Meanwhile, the only contested HISD Trustee race is in the District I seat that Natasha Kamrani is leaving open. Oddly, the open District V still has only one candidate. Mike Lunceford may be the luckiest guy of the cycle. We’ll know soon enough. Of interest to me since I brought it up yesterday is this:

On Monday, in his last day on the job, now-retired HISD Superintendent Abelardo Saavedra suggested in an interview that the structure of the Houston school board be changed so that four of the nine members are elected at-large by the entire community — rather than by a smaller geographic district.

In most Texas school districts, the board members are elected at-large, said Thompson and Kelly Frels, another longtime school attorney.
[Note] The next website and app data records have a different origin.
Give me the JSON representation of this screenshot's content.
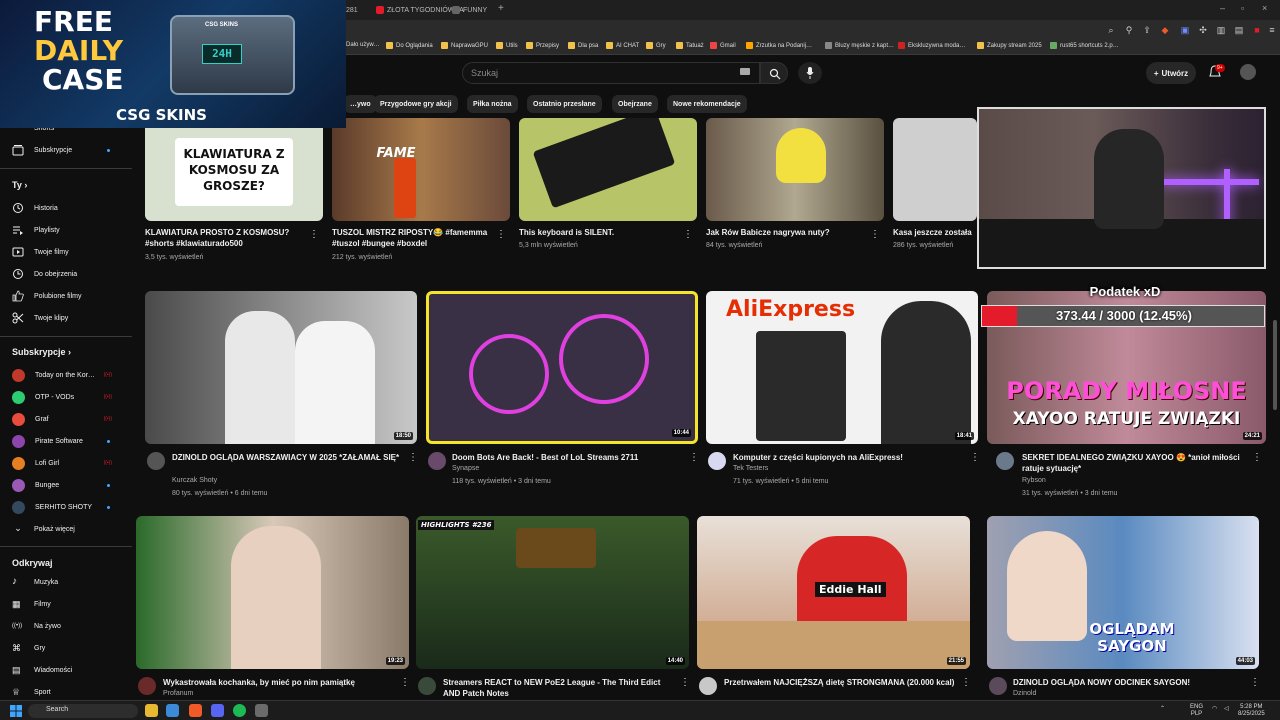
{
  "browser": {
    "tabs": [
      {
        "label": "281"
      },
      {
        "label": "ZŁOTA TYGODNIÓWKA"
      },
      {
        "label": "FUNNY"
      }
    ],
    "new_tab": "+",
    "bookmarks": [
      "Dało używ…",
      "Do Oglądania",
      "NaprawaGPU",
      "Utils",
      "Przepisy",
      "Dla psa",
      "AI CHAT",
      "Gry",
      "Tatuaż",
      "Gmail",
      "Zrzutka na Podanij…",
      "Bluzy męskie z kapt…",
      "Ekskluzywna moda…",
      "Zakupy stream 2025",
      "rust65 shortcuts 2.p…"
    ]
  },
  "ad": {
    "line1": "FREE",
    "line2": "DAILY",
    "line3": "CASE",
    "chest_label": "CSG SKINS",
    "timer": "24H",
    "brand": "CSG SKINS"
  },
  "header": {
    "search_placeholder": "Szukaj",
    "create_label": "Utwórz",
    "notifications": "9+"
  },
  "chips": [
    "…ywo",
    "Przygodowe gry akcji",
    "Piłka nożna",
    "Ostatnio przesłane",
    "Obejrzane",
    "Nowe rekomendacje"
  ],
  "sidebar": {
    "top": [
      {
        "label": "Shorts",
        "icon": "shorts-icon"
      },
      {
        "label": "Subskrypcje",
        "icon": "subscriptions-icon"
      }
    ],
    "you_heading": "Ty",
    "you": [
      {
        "label": "Historia",
        "icon": "history-icon"
      },
      {
        "label": "Playlisty",
        "icon": "playlist-icon"
      },
      {
        "label": "Twoje filmy",
        "icon": "your-videos-icon"
      },
      {
        "label": "Do obejrzenia",
        "icon": "watch-later-icon"
      },
      {
        "label": "Polubione filmy",
        "icon": "like-icon"
      },
      {
        "label": "Twoje klipy",
        "icon": "scissors-icon"
      }
    ],
    "subs_heading": "Subskrypcje",
    "subs": [
      {
        "label": "Today on the Kor…",
        "color": "#c0392b",
        "live": true
      },
      {
        "label": "OTP - VODs",
        "color": "#2ecc71",
        "live": true
      },
      {
        "label": "Graf",
        "color": "#e74c3c",
        "live": true
      },
      {
        "label": "Pirate Software",
        "color": "#8e44ad",
        "live": false
      },
      {
        "label": "Lofi Girl",
        "color": "#e67e22",
        "live": true
      },
      {
        "label": "Bungee",
        "color": "#9b59b6",
        "live": false
      },
      {
        "label": "SERHITO SHOTY",
        "color": "#34495e",
        "live": false
      }
    ],
    "show_more": "Pokaż więcej",
    "explore_heading": "Odkrywaj",
    "explore": [
      {
        "label": "Muzyka",
        "icon": "music-icon"
      },
      {
        "label": "Filmy",
        "icon": "film-icon"
      },
      {
        "label": "Na żywo",
        "icon": "live-icon"
      },
      {
        "label": "Gry",
        "icon": "gamepad-icon"
      },
      {
        "label": "Wiadomości",
        "icon": "news-icon"
      },
      {
        "label": "Sport",
        "icon": "trophy-icon"
      }
    ]
  },
  "overlay": {
    "tax_title": "Podatek xD",
    "tax_text": "373.44 / 3000 (12.45%)",
    "tax_fraction": 0.1245
  },
  "shorts_row": [
    {
      "title": "KLAWIATURA PROSTO Z KOSMOSU? #shorts #klawiaturado500",
      "views": "3,5 tys. wyświetleń",
      "thumb_text": "KLAWIATURA Z KOSMOSU ZA GROSZE?",
      "color": "#d8e0d0"
    },
    {
      "title": "TUSZOL MISTRZ RIPOSTY😂 #famemma #tuszol #bungee #boxdel",
      "views": "212 tys. wyświetleń",
      "thumb_text": "FAME",
      "color": "#7a5a3a"
    },
    {
      "title": "This keyboard is SILENT.",
      "views": "5,3 mln wyświetleń",
      "thumb_text": "",
      "color": "#b8c468"
    },
    {
      "title": "Jak Rów Babicze nagrywa nuty?",
      "views": "84 tys. wyświetleń",
      "thumb_text": "",
      "color": "#9a8a6a"
    },
    {
      "title": "Kasa jeszcze została",
      "views": "286 tys. wyświetleń",
      "thumb_text": "",
      "color": "#cfcfcf"
    }
  ],
  "row2": [
    {
      "title": "DZINOLD OGLĄDA WARSZAWIACY W 2025 *ZAŁAMAŁ SIĘ*",
      "channel": "Kurczak Shoty",
      "meta": "80 tys. wyświetleń • 6 dni temu",
      "duration": "18:50",
      "color": "#6a6a6a"
    },
    {
      "title": "Doom Bots Are Back! - Best of LoL Streams 2711",
      "channel": "Synapse",
      "meta": "118 tys. wyświetleń • 3 dni temu",
      "duration": "10:44",
      "color": "#3a3046"
    },
    {
      "title": "Komputer z części kupionych na AliExpress!",
      "channel": "Tek Testers",
      "meta": "71 tys. wyświetleń • 5 dni temu",
      "duration": "18:41",
      "color": "#f2f2f2",
      "thumb_text": "AliExpress"
    },
    {
      "title": "SEKRET IDEALNEGO ZWIĄZKU XAYOO 😍 *anioł miłości ratuje sytuację*",
      "channel": "Rybson",
      "meta": "31 tys. wyświetleń • 3 dni temu",
      "duration": "24:21",
      "color": "#c07a8a",
      "thumb_text": "PORADY MIŁOSNE",
      "thumb_text2": "XAYOO RATUJE ZWIĄZKI"
    }
  ],
  "row3": [
    {
      "title": "Wykastrowała kochanka, by mieć po nim pamiątkę",
      "channel": "Profanum",
      "duration": "19:23",
      "color": "#8a7a6a"
    },
    {
      "title": "Streamers REACT to NEW PoE2 League - The Third Edict AND Patch Notes",
      "channel": "",
      "duration": "14:40",
      "color": "#2a3a2a",
      "thumb_text": "HIGHLIGHTS #236"
    },
    {
      "title": "Przetrwałem NAJCIĘŻSZĄ dietę STRONGMANA (20.000 kcal)",
      "channel": "",
      "duration": "21:55",
      "color": "#c8b8a8",
      "thumb_text": "Eddie Hall"
    },
    {
      "title": "DZINOLD OGLĄDA NOWY ODCINEK SAYGON!",
      "channel": "Dzinold",
      "duration": "44:03",
      "color": "#a0b8d0",
      "thumb_text": "OGLĄDAM SAYGON"
    }
  ],
  "taskbar": {
    "search": "Search",
    "lang": "ENG",
    "lang2": "PLP",
    "time": "5:28 PM",
    "date": "8/25/2025"
  }
}
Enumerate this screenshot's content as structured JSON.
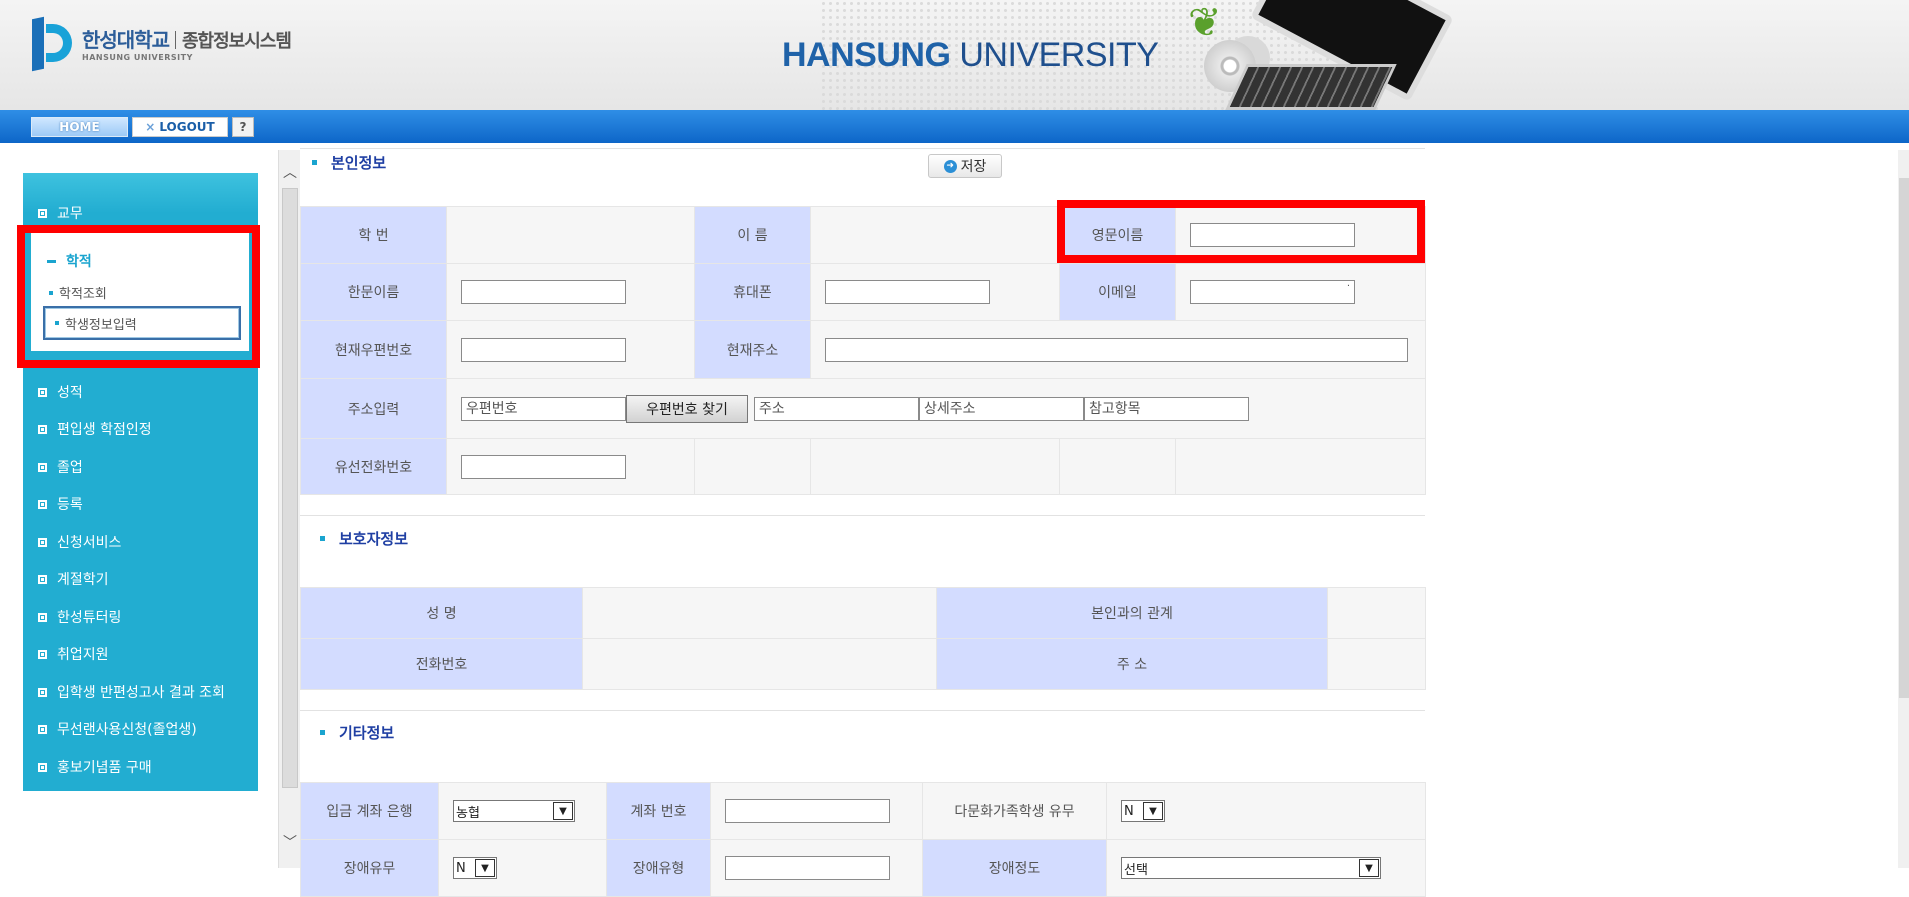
{
  "header": {
    "logo_korean": "한성대학교",
    "logo_system": "종합정보시스템",
    "logo_english": "HANSUNG UNIVERSITY",
    "brand_bold": "HANSUNG",
    "brand_rest": " UNIVERSITY"
  },
  "nav": {
    "home": "HOME",
    "logout_icon": "×",
    "logout": "LOGOUT",
    "help": "?"
  },
  "sidebar": {
    "items_top": [
      {
        "label": "교무"
      }
    ],
    "expanded": {
      "label": "학적",
      "sub": [
        {
          "label": "학적조회"
        },
        {
          "label": "학생정보입력"
        }
      ]
    },
    "items_bottom": [
      {
        "label": "성적"
      },
      {
        "label": "편입생 학점인정"
      },
      {
        "label": "졸업"
      },
      {
        "label": "등록"
      },
      {
        "label": "신청서비스"
      },
      {
        "label": "계절학기"
      },
      {
        "label": "한성튜터링"
      },
      {
        "label": "취업지원"
      },
      {
        "label": "입학생 반편성고사 결과 조회"
      },
      {
        "label": "무선랜사용신청(졸업생)"
      },
      {
        "label": "홍보기념품 구매"
      }
    ]
  },
  "content": {
    "save": "저장",
    "section_personal": {
      "title": "본인정보",
      "student_id": "학 번",
      "name": "이 름",
      "english_name": "영문이름",
      "chinese_name": "한문이름",
      "mobile": "휴대폰",
      "email": "이메일",
      "email_value": "·",
      "zip": "현재우편번호",
      "address": "현재주소",
      "address_input": "주소입력",
      "zip_placeholder": "우편번호",
      "find_zip": "우편번호 찾기",
      "addr_placeholder": "주소",
      "detail_placeholder": "상세주소",
      "ref_placeholder": "참고항목",
      "landline": "유선전화번호"
    },
    "section_guardian": {
      "title": "보호자정보",
      "name": "성    명",
      "relation": "본인과의 관계",
      "phone": "전화번호",
      "address": "주    소"
    },
    "section_other": {
      "title": "기타정보",
      "bank": "입금 계좌 은행",
      "bank_value": "농협",
      "account": "계좌 번호",
      "multicultural": "다문화가족학생 유무",
      "multicultural_value": "N",
      "disability": "장애유무",
      "disability_value": "N",
      "disability_type": "장애유형",
      "disability_degree": "장애정도",
      "disability_degree_value": "선택"
    }
  }
}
HISD’s system of single-member districts is the result of a 1975 state statute designed to increase minority representation specifically on the Houston school board, the attorneys said.

If Houston wanted to change to at-large board members, the Legislature would have to act and the Justice Department would have to sign off, Frels said.

The Dallas school board is set up similar to Houston’s, while Austin has a hybrid board, with two of the nine trustees elected at-large.

Laurie Bricker, a former HISD board member, said she agrees with Saavedra’s suggestion of a hybrid board.

“I think it would bring a nice blend,” Bricker said. “This is not a criticism of single-member district board members. But they have to be mindful. There is a group that elected them. They have special interests.”

I guess I figured that there would be a Justice Department issue. I’m still not sure what the allure of a hybrid system is, though.

One more thing: According to a sidebar on the story, this is the filing situation for the Houston Community College Board of Trustees:

HCC CANDIDATES

Like HISD, the Houston Community College board election has drawn few candidates so far. The filing deadline is today. HCC board candidates as of Tuesday:

• District 3: Diane Olmos Guzman (incumbent), Mary Ann Perez

• District 6: Sandra Meyers

• District 8: No candidates

The District 6 incumbent is Mills Worsham, who as we know is running for City Council. The District 8 incumbent is Abel Davila, who I presume is running for re-election. I’m just curious, though: What happens if Davila somehow manages to screw up his filing (think Ray Jones), and no one else files? Anybody know the answer offhand?